Police Changing Tune in Sniper Investigation

In today's police press conference on the beltway sniper, there were a number of inconsistencies in what investigators are saying today versus what they have been saying in past days. John Miller, who has been covering the story for ABCNEWS, analyzes where the investigation may be going and why police and others may be changing their tune.

On Tuesday and Wednesday, police were very clear in saying good evidence from witnesses indicated they were looking for a cream-colored van with a taillight not working leaving the scene of the shooting Monday night. They said this info came from a witness at the scene. Composite images of two vans were released. Today they said the evidence about the taillight was no longer credible.

ABCNEWS.com: How could they have been so wrong and allowed bad information out there for so long?

John Miller: What they do is separate the witnesses, take initial first accounts and the compare the accounts. They then drill down into their story by questioning them again about their accounts, maybe three or four more times and ask them about how they met another witness. For example, when Linda Franklin was fatally shot at Home Depot in Falls Church, Va., on Monday, shots were fired and bystanders immediately rushed back into the stores. Eyewitnesses found each other and did what was natural — they compared what they saw and essentially contaminated the eyewitness accounts. Police then have to peel back those layers. They must ask if the witness remembered that piece of information of if they heard it from talking to someone else. It's urgent to get information our early when you have anything. … is not the kind of case you can sit on information — if you think at first it's going to be reliable and accurate.

At a press conference on Wednesday, Montgomery County Police Capt. Nancy Demme said one witness told police the shooter used an AK-74 rifle. Police said that weapon could fire the .223-caliber round that has been the sniper's bullet of choice. "The witness firmly believes this is the weapon," Demme said. Yet today, we hear investigators do not want people to focus on this weapon.

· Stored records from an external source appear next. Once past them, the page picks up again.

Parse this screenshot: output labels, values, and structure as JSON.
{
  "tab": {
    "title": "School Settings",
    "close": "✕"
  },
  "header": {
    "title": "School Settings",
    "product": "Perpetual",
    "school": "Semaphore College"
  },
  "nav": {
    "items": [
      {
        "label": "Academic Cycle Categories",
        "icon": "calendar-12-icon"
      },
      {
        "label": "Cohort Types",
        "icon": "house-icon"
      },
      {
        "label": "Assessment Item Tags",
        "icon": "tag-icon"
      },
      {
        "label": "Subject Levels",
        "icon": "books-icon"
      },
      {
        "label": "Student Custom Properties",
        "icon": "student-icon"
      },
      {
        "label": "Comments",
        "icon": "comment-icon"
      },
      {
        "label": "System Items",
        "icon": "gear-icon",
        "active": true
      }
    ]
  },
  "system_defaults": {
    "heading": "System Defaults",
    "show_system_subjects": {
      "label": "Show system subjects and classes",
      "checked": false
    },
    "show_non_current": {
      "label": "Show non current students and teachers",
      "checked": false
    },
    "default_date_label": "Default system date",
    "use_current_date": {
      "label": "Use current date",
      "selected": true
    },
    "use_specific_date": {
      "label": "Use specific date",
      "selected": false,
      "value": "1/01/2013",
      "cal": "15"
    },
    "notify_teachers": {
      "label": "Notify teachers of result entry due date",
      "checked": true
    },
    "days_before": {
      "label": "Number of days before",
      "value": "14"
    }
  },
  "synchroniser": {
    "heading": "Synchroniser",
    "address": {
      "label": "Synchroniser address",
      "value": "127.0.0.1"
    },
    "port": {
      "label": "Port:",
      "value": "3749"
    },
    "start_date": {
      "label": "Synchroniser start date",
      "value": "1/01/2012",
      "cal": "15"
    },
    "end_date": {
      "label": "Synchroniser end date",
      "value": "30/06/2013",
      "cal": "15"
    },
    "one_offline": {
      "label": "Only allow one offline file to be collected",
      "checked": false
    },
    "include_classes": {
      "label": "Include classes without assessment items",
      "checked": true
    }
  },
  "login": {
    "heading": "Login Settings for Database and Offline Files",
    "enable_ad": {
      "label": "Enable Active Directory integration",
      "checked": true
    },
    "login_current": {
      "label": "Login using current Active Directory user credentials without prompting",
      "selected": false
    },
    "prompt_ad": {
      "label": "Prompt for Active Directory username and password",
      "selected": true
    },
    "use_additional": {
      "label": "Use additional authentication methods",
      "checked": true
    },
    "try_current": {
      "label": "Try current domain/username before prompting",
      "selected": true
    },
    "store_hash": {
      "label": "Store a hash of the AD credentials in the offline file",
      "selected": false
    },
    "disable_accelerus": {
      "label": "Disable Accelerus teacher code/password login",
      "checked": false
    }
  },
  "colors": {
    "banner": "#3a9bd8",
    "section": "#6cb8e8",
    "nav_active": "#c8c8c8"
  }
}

ABCNEWS.com: They say the weapon used by the sniper fires ammunition from the .22 caliber family. They were not even as specific as to say it is a .223 slug. Why the inconsistency?

Miller: There is no inconsistency. The witness was adamant then and now. Demme followed up that statement by saying they don't want people to fixate because they can't gauge the accuracy of the information. We can't have it both ways. We can't press them for details and then criticize them for confirming or denying information.

Witnesses to the killings have described seeing an olive-skinned man who may be Hispanic or Middle Eastern leave the scene. Today, reporters were told this description could be "muddying" the investigation. Police have said they don't have enough information to release a composite sketch. Charles Patrick Ewing, a forensic psychologist at the State University of New York at Buffalo, says it's impossible to tell the difference between information and disinformation. "They're talking about how they don't have enough description to compile a composite sketch. I mean, why say anything at all about that?"

ABCNEWS.com: Do you think it's likely investigators are trying to extend their own messages?

Miller: The trouble with the descriptions is that some witnesses didn't agree. So trying to generate a sketch would be a useless document. During Son of Sam, a set of six or seven sketches came out over the course of a year. The profile went from being a guy with long brown hair combed over to a guy with curly hair with a receding hairline to something else entirely. There were half a dozen sketches and ultimately none of them looked like David Berkowitz — but they looked different from each other too. The danger of releasing sketches is that it sends a message to public that this is what they are looking for. Someone may think they know someone who they think could be a suspect, but they may look at a sketch and say 'he doesn't look anything like that' and not report them. This investigative aid can do investigative harm if the source is unreliable. When you see a sketch and see the guy ultimately caught, the sketch should optimally look like a photograph. But that won't be the case here because they don't have a sketch they're confident enough to release.

Dr. Richard Ratner, a criminal psychiatrist in Washington, D.C., said every word spoken by authorities is now "based on some estimate of what you think is going on in his head.

ABCNEWS.com: Are investigators deliberately acting confused or offering pieces of information that may draw the sniper, or snipers, out? Or, are there big problems with interagency squabbling?

Miller: Early on, investigators were speaking frankly and candidly and including their own feelings and thoughts on the case. Since the sniper has continued to kill, investigators have dialed back and switched to asking help from the public and delivering facts without characteristics. They've now take a more "just the facts, ma'am" approach.

Investigators seem concerned about leaked information, but so far, there appears to be little of that except for the information about a tarot card left at the scene of one of the shootings.

ABCNEWS.com: Is this just a smokescreen? Miller: They are concerned about leaking information, and media people trailing witnesses through the streets — to the point that they will go to the media and tell them not to look at them. They have worries. It is very difficult to conduct a serial killer investigation in a fish bowl. You don't want them to see you coming, especially on live TV. However it's almost impossible to conduct in a vacuum because so much depends on facilitating information from the public. It's a double-edge sword and delicate balance for them.